Brett Barker, a pharmacist and director of clinical services at NuCara Pharmacy in Nevada, Iowa, says his personal relationships with patients help him catch dosing errors and recommend low-cost generics over expensive drugs whenever possible. NuCara, a $30 million business with a dozen locations and 175 employees, sorts medications into daily-dose packages for seniors and hand-delivers them every Friday.
Barker, Woods, and other pharmacists say independent pharmacies that frequently anchor traditional downtowns around the country could vanish if a merger of two mammoth corporations wins approval from the Federal Trade Commission. They and their counterparts have banded together to wage a ferocious battle against what they insist would be a death knell for community pharmacies.
What has them up in arms is Express Scripts’ (ESRX) $29.1 billion acquisition of Medco Health Solutions (MHS). The deal was announced last July, but is pending FTC scrutiny. Pharmacists and advocacy groups expect the FTC to make a decision by the end of this month, although FTC public affairs specialist Mitch Katz won’t speculate on any timetable for action. The corporations combined would become the country’s largest pharmacy benefit manager (PBM), which is a third-party administrator that manages drug benefits for employer-sponsored health plans and insurers.
If the deal goes through, Express Scripts’ patient roster is expected to rise 50 percent, to 135 million individuals. CVS Caremark (CVS), which would become the second-largest PBM in the U.S., currently serves 85 million people. Having one company gain such a large market share could put an unacceptable squeeze on reimbursement rates for independent pharmacists and encourage PBMs to shift patients into preferred-provider pharmacy networks and their own mail-order drug dispensaries, says pharmacist Douglas Hoey.
Hoey is the chief executive officer of the National Community Pharmacists Association, a trade and lobbying group of 23,000 independent pharmacies who together represent $93 billion in U.S. annual health-care spending and dispense nearly 40 percent of all retail prescriptions.

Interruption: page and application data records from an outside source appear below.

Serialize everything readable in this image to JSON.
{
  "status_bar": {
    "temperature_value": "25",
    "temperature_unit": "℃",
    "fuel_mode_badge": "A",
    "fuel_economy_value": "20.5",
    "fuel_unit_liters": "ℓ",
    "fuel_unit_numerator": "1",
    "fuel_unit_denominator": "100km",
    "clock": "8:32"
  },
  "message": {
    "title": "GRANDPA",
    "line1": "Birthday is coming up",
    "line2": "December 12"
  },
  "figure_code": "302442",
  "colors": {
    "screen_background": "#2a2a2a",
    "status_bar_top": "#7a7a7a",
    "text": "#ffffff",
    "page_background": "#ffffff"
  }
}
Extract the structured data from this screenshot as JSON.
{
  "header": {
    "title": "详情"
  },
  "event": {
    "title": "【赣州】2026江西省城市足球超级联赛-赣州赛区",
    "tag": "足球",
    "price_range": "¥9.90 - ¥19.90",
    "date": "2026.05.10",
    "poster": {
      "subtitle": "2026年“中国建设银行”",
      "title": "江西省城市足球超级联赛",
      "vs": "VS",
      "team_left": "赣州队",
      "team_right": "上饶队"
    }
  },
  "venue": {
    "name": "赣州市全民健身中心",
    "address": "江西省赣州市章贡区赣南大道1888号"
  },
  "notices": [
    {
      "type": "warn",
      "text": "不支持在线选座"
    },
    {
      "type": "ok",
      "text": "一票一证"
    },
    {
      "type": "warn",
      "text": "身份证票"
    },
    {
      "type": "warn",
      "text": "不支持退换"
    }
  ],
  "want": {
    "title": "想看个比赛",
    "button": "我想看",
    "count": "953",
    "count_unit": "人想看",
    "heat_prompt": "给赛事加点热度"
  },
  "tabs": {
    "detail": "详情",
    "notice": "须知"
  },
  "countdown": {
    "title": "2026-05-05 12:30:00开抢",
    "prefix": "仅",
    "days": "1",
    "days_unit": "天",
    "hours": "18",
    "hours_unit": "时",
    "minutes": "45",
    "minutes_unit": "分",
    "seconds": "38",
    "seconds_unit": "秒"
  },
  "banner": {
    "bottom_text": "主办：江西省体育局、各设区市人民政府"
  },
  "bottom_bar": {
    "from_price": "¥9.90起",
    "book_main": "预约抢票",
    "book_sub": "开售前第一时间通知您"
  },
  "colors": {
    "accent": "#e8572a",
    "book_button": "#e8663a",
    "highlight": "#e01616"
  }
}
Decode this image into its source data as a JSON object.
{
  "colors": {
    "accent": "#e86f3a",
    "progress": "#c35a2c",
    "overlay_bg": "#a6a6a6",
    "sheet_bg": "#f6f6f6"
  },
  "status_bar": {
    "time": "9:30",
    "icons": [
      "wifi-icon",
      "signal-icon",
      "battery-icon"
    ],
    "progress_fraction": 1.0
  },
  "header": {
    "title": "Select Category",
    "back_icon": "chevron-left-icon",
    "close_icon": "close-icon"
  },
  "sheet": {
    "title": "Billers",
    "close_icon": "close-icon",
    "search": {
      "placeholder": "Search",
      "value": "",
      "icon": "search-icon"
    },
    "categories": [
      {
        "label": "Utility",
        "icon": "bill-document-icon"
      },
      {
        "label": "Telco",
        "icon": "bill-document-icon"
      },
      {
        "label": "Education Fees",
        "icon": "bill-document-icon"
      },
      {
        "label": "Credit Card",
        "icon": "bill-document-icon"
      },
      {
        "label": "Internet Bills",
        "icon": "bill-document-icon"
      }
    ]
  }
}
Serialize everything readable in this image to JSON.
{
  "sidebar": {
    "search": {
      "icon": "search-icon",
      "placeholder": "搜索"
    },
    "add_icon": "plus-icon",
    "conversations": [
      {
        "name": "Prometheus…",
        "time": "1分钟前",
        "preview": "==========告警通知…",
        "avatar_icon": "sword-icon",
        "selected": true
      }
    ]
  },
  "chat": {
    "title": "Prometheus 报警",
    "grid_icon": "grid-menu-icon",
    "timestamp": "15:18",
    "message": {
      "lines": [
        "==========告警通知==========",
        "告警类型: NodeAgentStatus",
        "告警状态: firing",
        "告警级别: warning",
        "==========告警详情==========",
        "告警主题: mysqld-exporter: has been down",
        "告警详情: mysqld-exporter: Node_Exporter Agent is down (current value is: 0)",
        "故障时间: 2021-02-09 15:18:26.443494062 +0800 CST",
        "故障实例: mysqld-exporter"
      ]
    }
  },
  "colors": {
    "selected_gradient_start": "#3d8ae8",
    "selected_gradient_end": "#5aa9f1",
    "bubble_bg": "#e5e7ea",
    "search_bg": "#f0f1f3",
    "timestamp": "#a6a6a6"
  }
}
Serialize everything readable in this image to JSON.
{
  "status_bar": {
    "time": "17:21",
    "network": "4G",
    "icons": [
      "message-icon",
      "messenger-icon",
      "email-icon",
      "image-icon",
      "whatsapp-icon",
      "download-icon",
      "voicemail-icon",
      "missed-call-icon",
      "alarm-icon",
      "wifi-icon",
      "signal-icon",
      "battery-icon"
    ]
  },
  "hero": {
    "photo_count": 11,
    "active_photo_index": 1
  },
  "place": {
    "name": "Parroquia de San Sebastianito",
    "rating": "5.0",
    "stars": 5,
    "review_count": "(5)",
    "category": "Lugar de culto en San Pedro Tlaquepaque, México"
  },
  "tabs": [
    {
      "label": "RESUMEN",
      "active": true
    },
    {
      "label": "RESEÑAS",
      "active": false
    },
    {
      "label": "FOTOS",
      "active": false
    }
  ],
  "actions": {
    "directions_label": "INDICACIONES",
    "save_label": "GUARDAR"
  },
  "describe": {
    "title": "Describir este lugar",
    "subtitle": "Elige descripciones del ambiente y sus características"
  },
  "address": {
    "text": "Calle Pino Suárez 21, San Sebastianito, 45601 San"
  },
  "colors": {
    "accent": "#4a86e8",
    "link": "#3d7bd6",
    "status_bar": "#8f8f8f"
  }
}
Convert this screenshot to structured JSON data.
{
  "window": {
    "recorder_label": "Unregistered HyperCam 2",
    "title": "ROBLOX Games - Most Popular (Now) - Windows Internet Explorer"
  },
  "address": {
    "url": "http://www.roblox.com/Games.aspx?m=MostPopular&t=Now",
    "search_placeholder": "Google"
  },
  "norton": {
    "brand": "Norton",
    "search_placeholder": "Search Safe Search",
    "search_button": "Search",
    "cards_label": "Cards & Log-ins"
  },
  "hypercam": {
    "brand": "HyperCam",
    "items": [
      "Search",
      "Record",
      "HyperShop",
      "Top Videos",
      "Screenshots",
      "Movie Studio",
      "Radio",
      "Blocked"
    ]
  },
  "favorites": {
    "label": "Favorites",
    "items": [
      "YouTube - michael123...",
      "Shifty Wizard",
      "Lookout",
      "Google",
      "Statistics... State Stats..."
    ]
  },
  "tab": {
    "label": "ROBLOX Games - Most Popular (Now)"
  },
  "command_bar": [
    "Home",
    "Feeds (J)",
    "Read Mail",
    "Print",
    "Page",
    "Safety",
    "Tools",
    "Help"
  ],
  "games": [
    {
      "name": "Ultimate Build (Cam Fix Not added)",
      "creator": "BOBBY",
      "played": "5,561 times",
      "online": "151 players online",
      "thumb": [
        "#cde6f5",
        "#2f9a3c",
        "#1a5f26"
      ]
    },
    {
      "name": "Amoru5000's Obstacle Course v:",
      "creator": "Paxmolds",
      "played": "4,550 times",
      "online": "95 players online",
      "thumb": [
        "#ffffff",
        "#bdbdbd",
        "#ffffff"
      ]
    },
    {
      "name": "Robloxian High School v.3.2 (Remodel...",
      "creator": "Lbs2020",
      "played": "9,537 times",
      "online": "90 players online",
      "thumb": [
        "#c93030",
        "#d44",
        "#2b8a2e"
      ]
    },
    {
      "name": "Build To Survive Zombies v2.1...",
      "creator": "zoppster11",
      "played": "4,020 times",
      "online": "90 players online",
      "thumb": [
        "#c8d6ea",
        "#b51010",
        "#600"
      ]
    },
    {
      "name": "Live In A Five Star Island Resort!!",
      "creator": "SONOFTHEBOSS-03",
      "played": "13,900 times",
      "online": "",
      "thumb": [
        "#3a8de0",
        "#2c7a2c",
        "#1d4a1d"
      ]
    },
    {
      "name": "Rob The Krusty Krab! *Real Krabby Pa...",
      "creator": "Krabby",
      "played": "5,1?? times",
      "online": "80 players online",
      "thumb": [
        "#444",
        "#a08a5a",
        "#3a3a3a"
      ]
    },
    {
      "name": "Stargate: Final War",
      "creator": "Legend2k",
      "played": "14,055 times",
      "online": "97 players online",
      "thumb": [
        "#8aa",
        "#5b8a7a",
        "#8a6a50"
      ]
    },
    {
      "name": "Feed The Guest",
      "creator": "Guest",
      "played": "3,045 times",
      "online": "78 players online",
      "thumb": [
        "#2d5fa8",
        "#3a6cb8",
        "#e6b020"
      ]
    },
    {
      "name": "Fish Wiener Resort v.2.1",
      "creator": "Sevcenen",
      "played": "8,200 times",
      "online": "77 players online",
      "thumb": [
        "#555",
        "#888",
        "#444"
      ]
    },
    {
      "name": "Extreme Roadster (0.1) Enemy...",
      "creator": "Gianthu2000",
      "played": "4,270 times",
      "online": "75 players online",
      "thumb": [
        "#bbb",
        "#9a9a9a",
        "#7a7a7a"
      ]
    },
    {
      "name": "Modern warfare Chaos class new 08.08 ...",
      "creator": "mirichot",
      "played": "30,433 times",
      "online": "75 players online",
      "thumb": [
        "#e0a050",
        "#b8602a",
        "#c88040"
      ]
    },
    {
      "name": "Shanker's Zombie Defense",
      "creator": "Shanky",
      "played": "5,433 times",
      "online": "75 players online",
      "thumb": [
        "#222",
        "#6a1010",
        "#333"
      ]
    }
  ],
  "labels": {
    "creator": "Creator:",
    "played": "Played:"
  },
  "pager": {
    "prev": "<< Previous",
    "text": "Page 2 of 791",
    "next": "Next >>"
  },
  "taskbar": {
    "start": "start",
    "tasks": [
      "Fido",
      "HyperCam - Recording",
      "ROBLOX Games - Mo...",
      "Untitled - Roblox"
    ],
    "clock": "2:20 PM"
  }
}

Both the community pharmacy group and the National Association of Chain Drug Stores oppose the Express Scripts-Medco merger.
Hoey says independent pharmacies have held their own over the past decade, after many were driven out of business when big-box and chain retail pharmacies proliferated in the 1980s. About half of independent pharmacies are located in cities with populations of 20,000 or fewer. Today, “the single biggest challenge to our financial success is the pharmacy benefit managers, multibillion-dollar Wall Street companies that have wedged themselves in as middlemen between employers and pharmacies,” Hoey says. Although most Americans might be hard-pressed to identify which PBM processes their prescriptions, he says, they exert enormous influence over the pharmaceutical industry.
PBMs “dictate reimbursement terms and cash flow” to small pharmacies on a take-it-or-leave-it basis, he says: “The PBM is a competitor that can poach and cherry-pick the most profitable prescriptions, and they have made the [pharmaceutical insurance] payment system so convoluted it’s hard to pinpoint how they make their money.”
Express Scripts was founded 25 years ago, when PBMs were a new concept. Government studies have shown that PBMs reduce prescription costs, particularly when patients use PBM-owned mail-order dispensaries for 90-day supplies of regular medications.
Express Scripts’ spokesman Brian Henry disputes the doomsday fears around the proposed merger and says his company provides cost-effective benefits, works to drive down costs and medication errors, and values the role of small, independent pharmacies. The $45 billion corporation employs 14,000 in the U.S. and Canada.
“One-quarter of the 750 million prescriptions we managed in 2011 went through independent pharmacies, and we’re very proud of the relationship we have with them,” Henry says. “We understand that they provide critical care in certain rural communities, and we are accelerating what we can do to help them.” Mail-order accounts for a very small segment—about 8 percent—of Express Scripts’ overall volume, he says.
Independent pharmacy owners like Woods and Barker worry nonetheless. Although, like many independents, both pharmacists offer such medical services as respiratory therapy and prosthetics fittings, neither sell enough over-the-counter items to make up for a major loss in prescription revenue.
“I’m a pharmacy first; I’m not a retail giant. If I don’t profit on prescriptions, I go out of business,” Woods says. It also hurts when their education, skills, and patient relationships are devalued in favor of computers and mail-order: “People call me all hours of the day and night. They know where I live, and they come to my house if they need me,” says Woods, who employs seven full-time workers and for decades has trained pharmacy interns from Arkansas universities. “I cannot handle the competition from the pharmacy benefit managers who set rates I cannot control. I can complain, but it does no good whatsoever. And in a town of 3,000, I cannot make it up on volume.”